WHAT TO DO:
The result should be an exact copy of the data, free of pictures.

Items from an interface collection
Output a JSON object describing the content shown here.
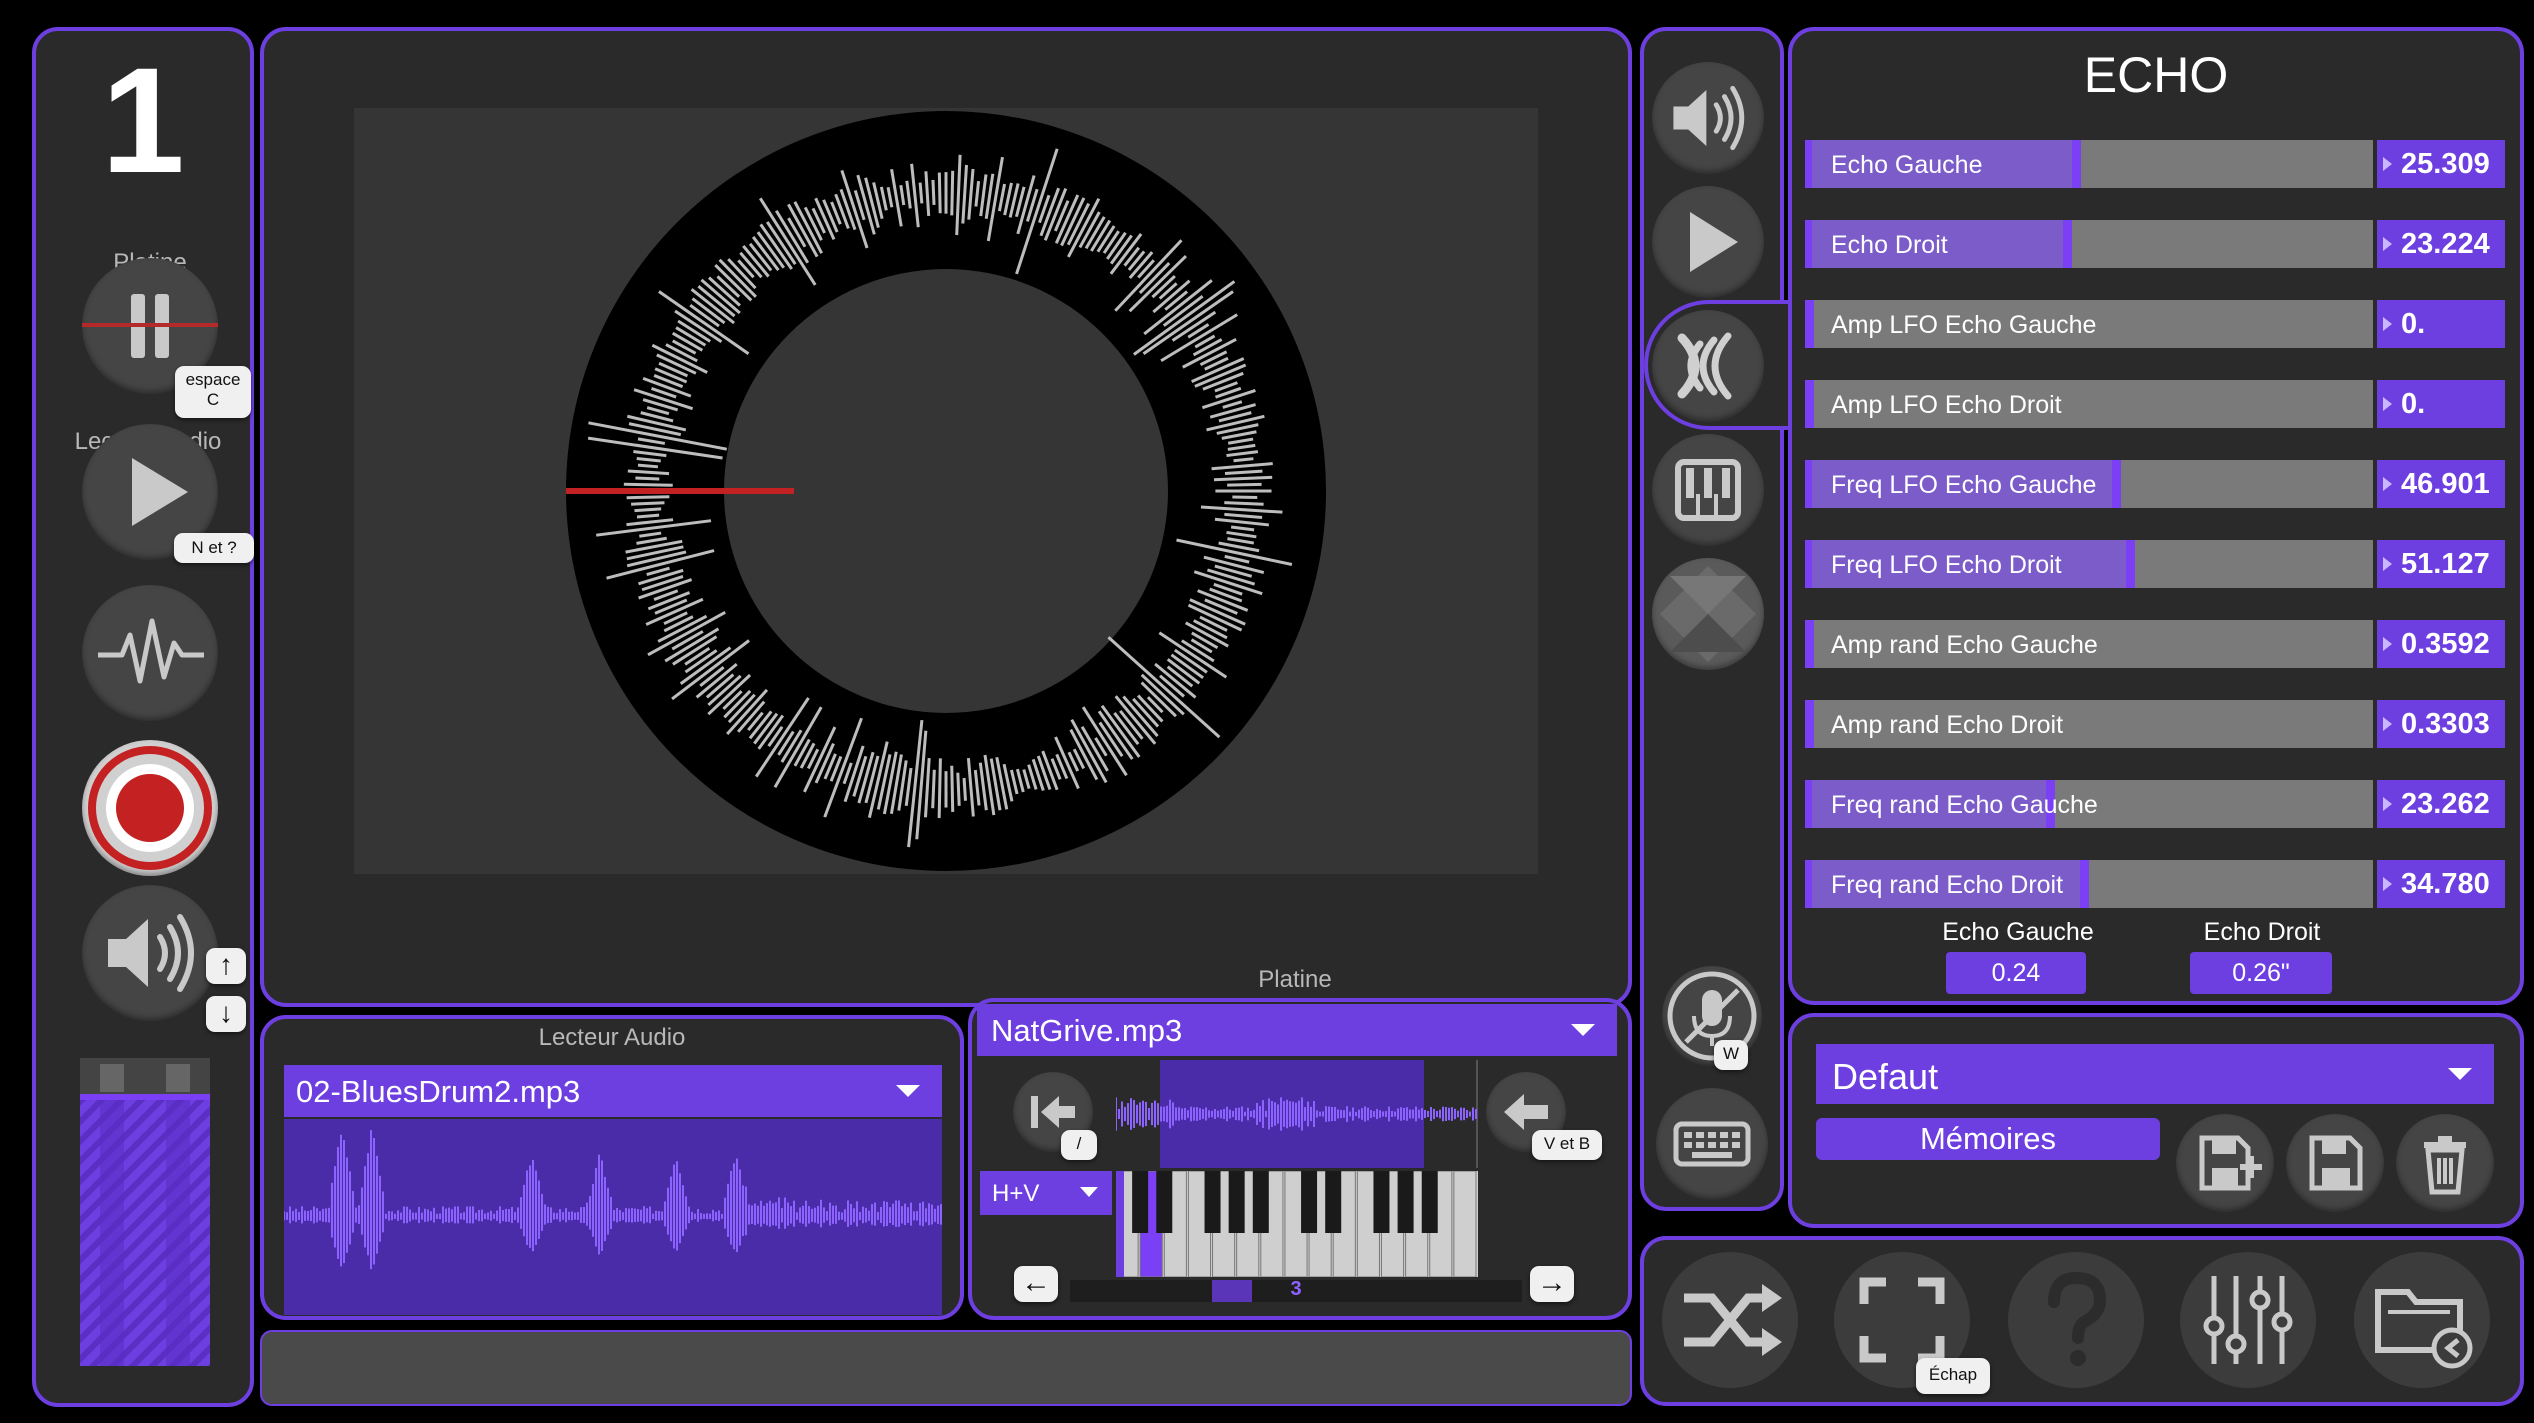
{
  "left": {
    "track_number": "1",
    "platine_label": "Platine",
    "platine_key": "espace\nC",
    "lecteur_label": "Lecteur Audio",
    "lecteur_key": "N et ?",
    "up_arrow": "↑",
    "down_arrow": "↓"
  },
  "lecteur": {
    "title": "Lecteur Audio",
    "file": "02-BluesDrum2.mp3"
  },
  "platine": {
    "title": "Platine",
    "file": "NatGrive.mp3",
    "back_key": "/",
    "fwd_key": "V et B",
    "mode": "H+V",
    "octave": "3",
    "left_arrow": "←",
    "right_arrow": "→"
  },
  "side": {
    "mic_key": "W"
  },
  "echo": {
    "title": "ECHO",
    "params": [
      {
        "label": "Echo Gauche",
        "value": "25.309",
        "level": 0.47
      },
      {
        "label": "Echo Droit",
        "value": "23.224",
        "level": 0.455
      },
      {
        "label": "Amp LFO Echo Gauche",
        "value": "0.",
        "level": 0.0
      },
      {
        "label": "Amp LFO Echo Droit",
        "value": "0.",
        "level": 0.0
      },
      {
        "label": "Freq LFO Echo Gauche",
        "value": "46.901",
        "level": 0.54
      },
      {
        "label": "Freq LFO Echo Droit",
        "value": "51.127",
        "level": 0.565
      },
      {
        "label": "Amp rand Echo Gauche",
        "value": "0.3592",
        "level": 0.0
      },
      {
        "label": "Amp rand Echo Droit",
        "value": "0.3303",
        "level": 0.0
      },
      {
        "label": "Freq rand Echo Gauche",
        "value": "23.262",
        "level": 0.425
      },
      {
        "label": "Freq rand Echo Droit",
        "value": "34.780",
        "level": 0.485
      }
    ],
    "left_label": "Echo Gauche",
    "left_value": "0.24",
    "right_label": "Echo Droit",
    "right_value": "0.26\""
  },
  "presets": {
    "selected": "Defaut",
    "memories_label": "Mémoires"
  },
  "bottom": {
    "fullscreen_key": "Échap"
  },
  "colors": {
    "accent": "#6d3fe0",
    "record": "#cc1f1f",
    "panel": "#2a2a2a"
  }
}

RESULT:
Output a JSON object describing the content shown here.
{
  "left": {
    "track_number": "1",
    "platine_label": "Platine",
    "platine_key": "espace\nC",
    "lecteur_label": "Lecteur Audio",
    "lecteur_key": "N et ?",
    "up_arrow": "↑",
    "down_arrow": "↓"
  },
  "lecteur": {
    "title": "Lecteur Audio",
    "file": "02-BluesDrum2.mp3"
  },
  "platine": {
    "title": "Platine",
    "file": "NatGrive.mp3",
    "back_key": "/",
    "fwd_key": "V et B",
    "mode": "H+V",
    "octave": "3",
    "left_arrow": "←",
    "right_arrow": "→"
  },
  "side": {
    "mic_key": "W"
  },
  "echo": {
    "title": "ECHO",
    "params": [
      {
        "label": "Echo Gauche",
        "value": "25.309",
        "level": 0.47
      },
      {
        "label": "Echo Droit",
        "value": "23.224",
        "level": 0.455
      },
      {
        "label": "Amp LFO Echo Gauche",
        "value": "0.",
        "level": 0.0
      },
      {
        "label": "Amp LFO Echo Droit",
        "value": "0.",
        "level": 0.0
      },
      {
        "label": "Freq LFO Echo Gauche",
        "value": "46.901",
        "level": 0.54
      },
      {
        "label": "Freq LFO Echo Droit",
        "value": "51.127",
        "level": 0.565
      },
      {
        "label": "Amp rand Echo Gauche",
        "value": "0.3592",
        "level": 0.0
      },
      {
        "label": "Amp rand Echo Droit",
        "value": "0.3303",
        "level": 0.0
      },
      {
        "label": "Freq rand Echo Gauche",
        "value": "23.262",
        "level": 0.425
      },
      {
        "label": "Freq rand Echo Droit",
        "value": "34.780",
        "level": 0.485
      }
    ],
    "left_label": "Echo Gauche",
    "left_value": "0.24",
    "right_label": "Echo Droit",
    "right_value": "0.26\""
  },
  "presets": {
    "selected": "Defaut",
    "memories_label": "Mémoires"
  },
  "bottom": {
    "fullscreen_key": "Échap"
  },
  "colors": {
    "accent": "#6d3fe0",
    "record": "#cc1f1f",
    "panel": "#2a2a2a"
  }
}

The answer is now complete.